Hey Ya’all,

I hope this week is being kind to you. It’s already been a challenge around here, so when I realized this week’s planned topic is “Play”, I was tempted to choose something different, something a little more serious.

But I heard the Lord say, “No, “play” is exactly what’s needed.”

So, ladies and gentlemen, this week’s Self-Care Tool is “Play”! Before we tuck it away into our Self-Care Toolbox, let’s check it out.

When we are facing hard times and hard circumstances, as adults, it’s hard to think that the next right thing to do would be to play. As a society, we even seem to have a hard time allowing children to play. We over-schedule them and plan each moment until we squeeze the spontaneity right out of them. If we’re that hard on kids, you can bet we adults are going to have a hard time playing.

But isn’t it frivolous to play? Isn’t it a waste of time? After all time is money and we MUST stay busy, busy, busy with important stuff. Yes, but… sometimes it’s more important to let our hair down and just do something FUN. Why?

Turns out “play” is serious business. There are scholarly PhD kinds of people studying it. There is research available about it. There are books written about it. If you want to be serious about it, you can get all kinds of details about the subject itself and how to accomplish it. Who would have thought?!

Rather than bore you with details of who studied what, here are some highlights regarding the benefits of play for adults…

It relieves stress and improves brain function.

Play stimulates the mind and boosts creativity.

It keeps you feeling young and energetic.

Play helps improve social skills and can even help heal emotional wounds.

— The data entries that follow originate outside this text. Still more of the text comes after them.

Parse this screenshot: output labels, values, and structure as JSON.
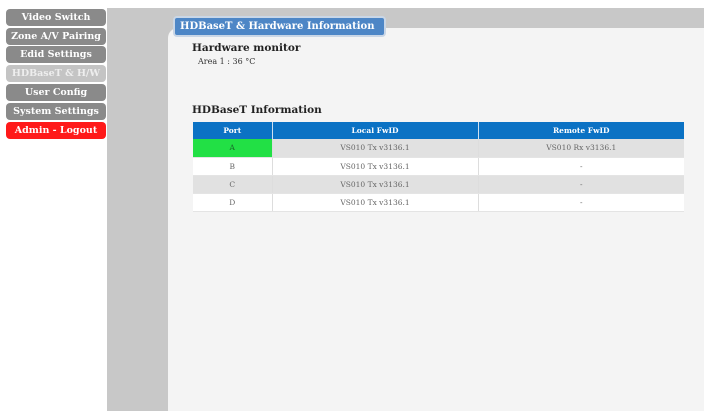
{
  "nav": {
    "items": [
      {
        "label": "Video Switch",
        "state": "normal"
      },
      {
        "label": "Zone A/V Pairing",
        "state": "normal"
      },
      {
        "label": "Edid Settings",
        "state": "normal"
      },
      {
        "label": "HDBaseT & H/W",
        "state": "active"
      },
      {
        "label": "User Config",
        "state": "normal"
      },
      {
        "label": "System Settings",
        "state": "normal"
      },
      {
        "label": "Admin - Logout",
        "state": "logout"
      }
    ]
  },
  "panel": {
    "title": "HDBaseT & Hardware Information"
  },
  "hardware": {
    "heading": "Hardware monitor",
    "reading": "Area 1 : 36 °C"
  },
  "hdbaset": {
    "heading": "HDBaseT Information",
    "columns": [
      "Port",
      "Local FwID",
      "Remote FwID"
    ],
    "rows": [
      {
        "port": "A",
        "local": "VS010 Tx v3136.1",
        "remote": "VS010 Rx v3136.1",
        "connected": true
      },
      {
        "port": "B",
        "local": "VS010 Tx v3136.1",
        "remote": "-",
        "connected": false
      },
      {
        "port": "C",
        "local": "VS010 Tx v3136.1",
        "remote": "-",
        "connected": false
      },
      {
        "port": "D",
        "local": "VS010 Tx v3136.1",
        "remote": "-",
        "connected": false
      }
    ]
  },
  "colors": {
    "nav_normal": "#8a8a8a",
    "nav_active": "#c4c4c4",
    "nav_logout": "#ff1a1a",
    "tab_blue": "#4d86c6",
    "table_header": "#0b72c4",
    "port_connected": "#22e045"
  }
}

It feels good to change up your routine and take a break from the computer screen.

Any of the those things sound like good Self-Care? Yes! Definitely!

Do you think you can allow yourself to play a little? Perhaps you’ll just be able to play for a short time, once a week to begin with. That’s ok. But don’t stop there. I think playing 3-4 times a week is a good goal. But frankly, that might be kind of challenging to do for all the productivity driven workaholics. So start where you are. Try it and see how you feel. Once you’ve taken a break from your work, you’ll probably find you have more energy and more creativity when you return. Playing can actually help you do your work more effectively! Not a bad exchange, right?

Do you take play breaks?

Are you going to try taking play breaks?

Hey, wait! WHAT exactly is a play break?

It might be playing with a child. They have to greatest imaginations!

It might be as simple as meandering along the green-way path. No, not running or speed-walking. Meandering and SEEING the trees, flowers and bugs along the path.

How about just breaking into song or dance? You don’t have to know the words or even carry a tune. You don’t have to know the steps or keep the rhythm. Just do it because it’s fun and feels good!

Smile, laugh out loud.

Think of different and opposite ways of using common items- just for the fun of it.

Be sure to have unscheduled time to day-dream or reflect.

Try something new and different. Wear a goofy hat or bright colored scarf.

That little list will get you started. See what you can come up with on your own now.

What are YOU going to do for the fun of it?

Thanks for reading. I hope you week is includes fun!

God bless your play time!